Depending on the source, Fayetteville’s Bikes, Blues, and BBQ Festival is the third to fifth largest motorcycle rally in the United States. The relatively new festival, which is based around the famous Dickson Street and held each fall, drew 350,000 visitors in 2006 and 75,000–100,000 bikes. The festival includes live bands, a parade, bike show, bike giveaway, and barbecue contest, among other events.[14]

Since 1974, the Dogwood Festival has brought around 30,000 people to Siloam Springs and its parks for a 3-day event. Food, crafts, entertainment, flea market items, and KidZone activities make for a fun day for all ages. Held the weekend of the last Sunday in April each year.[15]

In 2009, the City of Fayetteville began assisting in the sponsorship of All Out June, Northwest Arkansas' pride festival for the lesbian, gay, bisexual and transgender community. The event is considered Arkansas' largest, and is organized by the NWA Center for Equality and the NWA Pride Parade Organization.


Northwest Arkansas is home to a wide variety of public and private schools, as well as a few institutions of higher learning, including Arkansas flagship university, the University of Arkansas. Known for their state-of-the-art facilities, the area's public schools are also widely seen as some of the finest in the state, measured by academic and athletic success.

Higher education[edit]

Old Main, original University of Arkansas building.
Entrance of the nationally recognized Fayetteville Public Library.

Primary and secondary education[edit]

Public schools[edit]

Benton County School of the Arts

Private schools[edit]


The region is served almost solely by the undersized Interstate 49. I-49 has been the cause of much frustration in the area due to frequent traffic jams and accidents caused by the sudden growth of the area. Expansion of the interstate and its interchanges are currently in the planning and building stages. [3] Other major highways that serve the area include US 62, US 71, US 71B, and US 412.

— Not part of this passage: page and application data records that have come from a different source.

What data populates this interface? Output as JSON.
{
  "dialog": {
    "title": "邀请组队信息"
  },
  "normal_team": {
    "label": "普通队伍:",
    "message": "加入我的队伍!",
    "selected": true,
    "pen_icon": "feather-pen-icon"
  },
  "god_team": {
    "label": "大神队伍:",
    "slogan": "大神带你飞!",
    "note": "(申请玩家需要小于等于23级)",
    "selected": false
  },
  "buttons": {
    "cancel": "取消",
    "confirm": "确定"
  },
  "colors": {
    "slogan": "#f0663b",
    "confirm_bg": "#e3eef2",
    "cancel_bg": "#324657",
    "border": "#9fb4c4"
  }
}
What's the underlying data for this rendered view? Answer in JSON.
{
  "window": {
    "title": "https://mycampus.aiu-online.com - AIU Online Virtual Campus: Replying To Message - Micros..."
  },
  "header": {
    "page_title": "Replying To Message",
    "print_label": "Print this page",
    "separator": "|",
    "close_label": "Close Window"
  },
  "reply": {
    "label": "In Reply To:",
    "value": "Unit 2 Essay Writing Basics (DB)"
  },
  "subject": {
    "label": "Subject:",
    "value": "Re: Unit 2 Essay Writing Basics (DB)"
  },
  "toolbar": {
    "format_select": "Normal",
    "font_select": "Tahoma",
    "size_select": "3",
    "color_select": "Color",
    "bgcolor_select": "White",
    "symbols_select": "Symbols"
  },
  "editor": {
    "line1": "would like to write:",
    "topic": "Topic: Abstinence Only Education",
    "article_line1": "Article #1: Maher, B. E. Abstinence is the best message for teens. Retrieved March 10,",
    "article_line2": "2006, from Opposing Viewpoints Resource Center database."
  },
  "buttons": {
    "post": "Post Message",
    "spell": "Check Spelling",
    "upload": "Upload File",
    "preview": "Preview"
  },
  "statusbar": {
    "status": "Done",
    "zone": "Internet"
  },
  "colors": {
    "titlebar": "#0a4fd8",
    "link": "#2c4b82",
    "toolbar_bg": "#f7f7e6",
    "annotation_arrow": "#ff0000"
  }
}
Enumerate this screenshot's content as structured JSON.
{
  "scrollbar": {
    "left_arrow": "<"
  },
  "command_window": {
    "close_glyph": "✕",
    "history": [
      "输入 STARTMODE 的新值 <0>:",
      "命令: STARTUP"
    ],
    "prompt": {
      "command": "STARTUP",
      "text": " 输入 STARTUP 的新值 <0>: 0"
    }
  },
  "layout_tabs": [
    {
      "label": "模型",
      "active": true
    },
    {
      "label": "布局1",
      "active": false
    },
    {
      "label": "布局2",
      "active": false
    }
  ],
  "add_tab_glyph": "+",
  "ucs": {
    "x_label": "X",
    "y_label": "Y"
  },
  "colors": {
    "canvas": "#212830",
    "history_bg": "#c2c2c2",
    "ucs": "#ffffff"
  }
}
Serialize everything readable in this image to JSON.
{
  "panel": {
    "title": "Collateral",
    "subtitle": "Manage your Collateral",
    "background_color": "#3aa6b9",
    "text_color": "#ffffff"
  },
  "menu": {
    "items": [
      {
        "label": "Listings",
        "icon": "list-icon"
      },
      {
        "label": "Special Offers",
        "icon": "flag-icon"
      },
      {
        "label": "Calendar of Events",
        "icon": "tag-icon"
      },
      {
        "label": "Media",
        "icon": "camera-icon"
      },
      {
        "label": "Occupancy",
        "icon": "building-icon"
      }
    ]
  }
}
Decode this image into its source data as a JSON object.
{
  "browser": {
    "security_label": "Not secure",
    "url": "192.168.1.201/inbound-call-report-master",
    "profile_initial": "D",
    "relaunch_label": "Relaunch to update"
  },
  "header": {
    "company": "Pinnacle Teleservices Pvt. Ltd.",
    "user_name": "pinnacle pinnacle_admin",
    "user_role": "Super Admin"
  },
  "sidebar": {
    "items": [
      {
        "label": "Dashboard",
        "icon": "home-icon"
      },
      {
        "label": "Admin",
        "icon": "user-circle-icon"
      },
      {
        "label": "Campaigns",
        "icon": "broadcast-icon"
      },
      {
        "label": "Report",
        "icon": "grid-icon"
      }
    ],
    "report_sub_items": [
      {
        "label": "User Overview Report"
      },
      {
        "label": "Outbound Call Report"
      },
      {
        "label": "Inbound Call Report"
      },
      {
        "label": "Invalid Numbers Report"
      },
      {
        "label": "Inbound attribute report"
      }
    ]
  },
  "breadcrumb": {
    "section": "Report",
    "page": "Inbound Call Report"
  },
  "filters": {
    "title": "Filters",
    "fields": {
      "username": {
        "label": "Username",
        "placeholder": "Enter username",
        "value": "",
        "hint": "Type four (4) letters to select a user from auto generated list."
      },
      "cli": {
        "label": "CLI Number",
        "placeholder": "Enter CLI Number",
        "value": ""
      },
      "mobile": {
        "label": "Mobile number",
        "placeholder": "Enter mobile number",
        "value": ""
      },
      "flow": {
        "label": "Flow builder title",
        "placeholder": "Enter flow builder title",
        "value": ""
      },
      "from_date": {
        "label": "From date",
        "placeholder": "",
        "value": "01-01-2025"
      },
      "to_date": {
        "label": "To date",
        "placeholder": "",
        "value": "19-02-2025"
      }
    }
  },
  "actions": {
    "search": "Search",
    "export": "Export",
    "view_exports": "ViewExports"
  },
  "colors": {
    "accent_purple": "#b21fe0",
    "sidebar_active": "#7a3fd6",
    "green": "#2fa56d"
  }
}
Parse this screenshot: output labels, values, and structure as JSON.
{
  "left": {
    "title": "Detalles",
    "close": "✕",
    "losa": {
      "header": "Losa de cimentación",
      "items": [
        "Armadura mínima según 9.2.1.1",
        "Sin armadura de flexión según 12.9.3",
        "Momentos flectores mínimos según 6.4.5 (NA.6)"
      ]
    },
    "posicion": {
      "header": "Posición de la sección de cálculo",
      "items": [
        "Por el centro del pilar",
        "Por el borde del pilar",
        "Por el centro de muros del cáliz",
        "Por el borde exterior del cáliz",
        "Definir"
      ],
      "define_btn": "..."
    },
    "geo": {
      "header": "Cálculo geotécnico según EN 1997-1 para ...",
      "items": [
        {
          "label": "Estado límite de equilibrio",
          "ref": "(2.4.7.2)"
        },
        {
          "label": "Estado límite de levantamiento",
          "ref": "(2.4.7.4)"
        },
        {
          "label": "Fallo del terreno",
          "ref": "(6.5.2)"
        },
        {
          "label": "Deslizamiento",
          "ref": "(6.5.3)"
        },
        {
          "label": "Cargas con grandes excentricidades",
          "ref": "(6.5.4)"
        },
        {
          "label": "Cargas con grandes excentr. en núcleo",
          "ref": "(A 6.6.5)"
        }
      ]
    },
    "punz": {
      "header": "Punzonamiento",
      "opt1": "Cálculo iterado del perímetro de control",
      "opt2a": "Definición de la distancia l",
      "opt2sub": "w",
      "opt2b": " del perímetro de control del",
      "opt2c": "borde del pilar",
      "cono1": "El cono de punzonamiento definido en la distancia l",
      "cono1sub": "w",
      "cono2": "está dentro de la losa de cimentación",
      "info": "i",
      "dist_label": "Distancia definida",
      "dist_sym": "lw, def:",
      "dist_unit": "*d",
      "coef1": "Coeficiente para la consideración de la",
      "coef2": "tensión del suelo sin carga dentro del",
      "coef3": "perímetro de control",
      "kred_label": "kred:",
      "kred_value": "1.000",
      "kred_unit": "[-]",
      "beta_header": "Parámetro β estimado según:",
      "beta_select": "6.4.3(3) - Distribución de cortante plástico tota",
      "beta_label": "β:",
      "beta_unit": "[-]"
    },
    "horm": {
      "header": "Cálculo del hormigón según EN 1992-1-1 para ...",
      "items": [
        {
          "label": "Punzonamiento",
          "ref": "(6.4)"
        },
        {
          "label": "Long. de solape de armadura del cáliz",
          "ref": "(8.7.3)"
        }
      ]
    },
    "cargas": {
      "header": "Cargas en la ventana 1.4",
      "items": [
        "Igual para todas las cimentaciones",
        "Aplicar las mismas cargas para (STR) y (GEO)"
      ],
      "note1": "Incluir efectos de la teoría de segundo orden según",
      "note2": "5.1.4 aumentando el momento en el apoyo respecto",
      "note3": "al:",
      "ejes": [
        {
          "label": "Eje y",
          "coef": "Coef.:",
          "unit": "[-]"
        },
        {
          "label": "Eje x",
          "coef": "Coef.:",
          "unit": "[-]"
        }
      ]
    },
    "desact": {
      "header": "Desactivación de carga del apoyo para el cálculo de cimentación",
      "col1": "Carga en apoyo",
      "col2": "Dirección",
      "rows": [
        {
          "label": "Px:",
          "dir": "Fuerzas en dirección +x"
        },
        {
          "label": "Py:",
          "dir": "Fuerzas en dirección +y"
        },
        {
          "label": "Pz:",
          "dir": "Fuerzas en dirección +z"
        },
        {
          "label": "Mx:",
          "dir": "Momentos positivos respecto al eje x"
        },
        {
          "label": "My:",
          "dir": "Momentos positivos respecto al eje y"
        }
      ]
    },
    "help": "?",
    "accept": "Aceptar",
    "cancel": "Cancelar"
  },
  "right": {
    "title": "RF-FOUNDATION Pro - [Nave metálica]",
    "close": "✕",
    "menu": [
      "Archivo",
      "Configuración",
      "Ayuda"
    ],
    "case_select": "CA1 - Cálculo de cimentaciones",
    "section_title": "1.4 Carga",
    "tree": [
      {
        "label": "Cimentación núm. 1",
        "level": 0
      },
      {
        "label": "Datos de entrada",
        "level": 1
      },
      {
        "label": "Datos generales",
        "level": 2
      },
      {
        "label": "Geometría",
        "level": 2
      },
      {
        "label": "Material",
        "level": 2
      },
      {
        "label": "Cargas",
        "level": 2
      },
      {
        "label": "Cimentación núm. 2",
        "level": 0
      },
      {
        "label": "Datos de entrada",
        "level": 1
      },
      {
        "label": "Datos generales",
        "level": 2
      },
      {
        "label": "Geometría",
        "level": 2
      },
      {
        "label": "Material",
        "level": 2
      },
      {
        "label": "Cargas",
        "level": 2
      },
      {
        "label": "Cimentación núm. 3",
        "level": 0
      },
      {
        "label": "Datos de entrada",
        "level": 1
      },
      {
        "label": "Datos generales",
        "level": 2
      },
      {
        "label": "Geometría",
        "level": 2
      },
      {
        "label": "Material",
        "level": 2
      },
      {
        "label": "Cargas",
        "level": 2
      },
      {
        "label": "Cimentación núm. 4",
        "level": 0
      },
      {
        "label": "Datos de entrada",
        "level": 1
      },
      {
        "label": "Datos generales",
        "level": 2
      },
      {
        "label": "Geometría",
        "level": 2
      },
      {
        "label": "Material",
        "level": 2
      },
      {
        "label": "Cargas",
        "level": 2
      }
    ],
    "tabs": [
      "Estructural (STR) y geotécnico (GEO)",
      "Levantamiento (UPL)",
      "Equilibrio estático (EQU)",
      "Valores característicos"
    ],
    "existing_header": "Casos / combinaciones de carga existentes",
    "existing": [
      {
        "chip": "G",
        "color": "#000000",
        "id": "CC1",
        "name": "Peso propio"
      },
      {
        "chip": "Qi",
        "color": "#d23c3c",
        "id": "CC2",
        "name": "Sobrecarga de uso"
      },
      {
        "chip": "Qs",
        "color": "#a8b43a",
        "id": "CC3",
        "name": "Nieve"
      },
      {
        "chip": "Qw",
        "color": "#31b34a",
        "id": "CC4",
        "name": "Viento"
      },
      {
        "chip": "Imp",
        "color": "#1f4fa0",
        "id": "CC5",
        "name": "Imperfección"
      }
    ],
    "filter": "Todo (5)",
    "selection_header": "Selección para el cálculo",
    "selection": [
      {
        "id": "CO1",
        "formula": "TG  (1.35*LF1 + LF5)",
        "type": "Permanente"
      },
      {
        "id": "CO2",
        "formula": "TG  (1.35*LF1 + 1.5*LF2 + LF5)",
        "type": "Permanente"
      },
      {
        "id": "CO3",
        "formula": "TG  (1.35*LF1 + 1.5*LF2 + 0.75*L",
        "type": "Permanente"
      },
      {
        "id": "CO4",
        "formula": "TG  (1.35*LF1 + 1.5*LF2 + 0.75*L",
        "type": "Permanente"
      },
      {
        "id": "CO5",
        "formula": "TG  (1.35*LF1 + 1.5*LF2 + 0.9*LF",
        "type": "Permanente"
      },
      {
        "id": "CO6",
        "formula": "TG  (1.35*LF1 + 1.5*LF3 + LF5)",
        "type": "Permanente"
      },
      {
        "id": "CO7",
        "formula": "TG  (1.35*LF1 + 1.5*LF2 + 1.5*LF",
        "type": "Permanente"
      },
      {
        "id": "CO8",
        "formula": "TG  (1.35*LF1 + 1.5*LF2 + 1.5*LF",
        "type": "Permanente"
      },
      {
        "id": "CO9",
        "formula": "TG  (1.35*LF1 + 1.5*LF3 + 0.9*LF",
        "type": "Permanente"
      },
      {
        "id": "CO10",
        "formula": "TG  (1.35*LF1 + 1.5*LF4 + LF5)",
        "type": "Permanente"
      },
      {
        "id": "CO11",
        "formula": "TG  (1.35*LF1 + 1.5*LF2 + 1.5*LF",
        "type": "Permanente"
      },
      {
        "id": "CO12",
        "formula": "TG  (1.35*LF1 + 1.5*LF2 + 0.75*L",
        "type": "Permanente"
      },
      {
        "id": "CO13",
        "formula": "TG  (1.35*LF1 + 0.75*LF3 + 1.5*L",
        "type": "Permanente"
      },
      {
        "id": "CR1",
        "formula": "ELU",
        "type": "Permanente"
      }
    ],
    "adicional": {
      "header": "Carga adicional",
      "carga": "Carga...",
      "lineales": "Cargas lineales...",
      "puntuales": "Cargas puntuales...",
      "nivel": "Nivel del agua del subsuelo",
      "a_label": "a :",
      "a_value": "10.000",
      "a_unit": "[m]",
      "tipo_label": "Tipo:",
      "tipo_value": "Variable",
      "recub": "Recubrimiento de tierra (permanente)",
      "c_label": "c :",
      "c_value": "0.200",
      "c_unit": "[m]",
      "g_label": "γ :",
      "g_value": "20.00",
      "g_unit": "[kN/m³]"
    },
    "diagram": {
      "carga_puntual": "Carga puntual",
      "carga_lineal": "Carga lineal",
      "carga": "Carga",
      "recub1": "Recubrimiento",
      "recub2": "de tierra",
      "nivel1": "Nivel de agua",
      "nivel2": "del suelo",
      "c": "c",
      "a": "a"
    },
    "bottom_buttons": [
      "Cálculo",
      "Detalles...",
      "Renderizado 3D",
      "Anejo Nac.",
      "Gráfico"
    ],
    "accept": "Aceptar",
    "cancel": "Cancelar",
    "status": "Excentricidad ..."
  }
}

Air traffic in the area relies on the Northwest Arkansas Regional Airport for all commercial passengers. The airport provides nonstop service to thirteen US cities. The airport has seen a consistent rise in usage, with over 50,000 passenger emplanements per month.[4]

Two public transit agencies serve the area; Ozark Regional Transit is a general transit agency with around a dozen local routes, plus commuter, paratransit, and special purpose routes. Razorback Transit primarily serves University of Arkansas students, is fare-free, and has a service area limited to Fayetteville. It is also open to the general public.

See also[edit]


Coordinates: 36°04′35″N 94°09′39″W / 36.076379°N 94.160912°W / 36.076379; -94.160912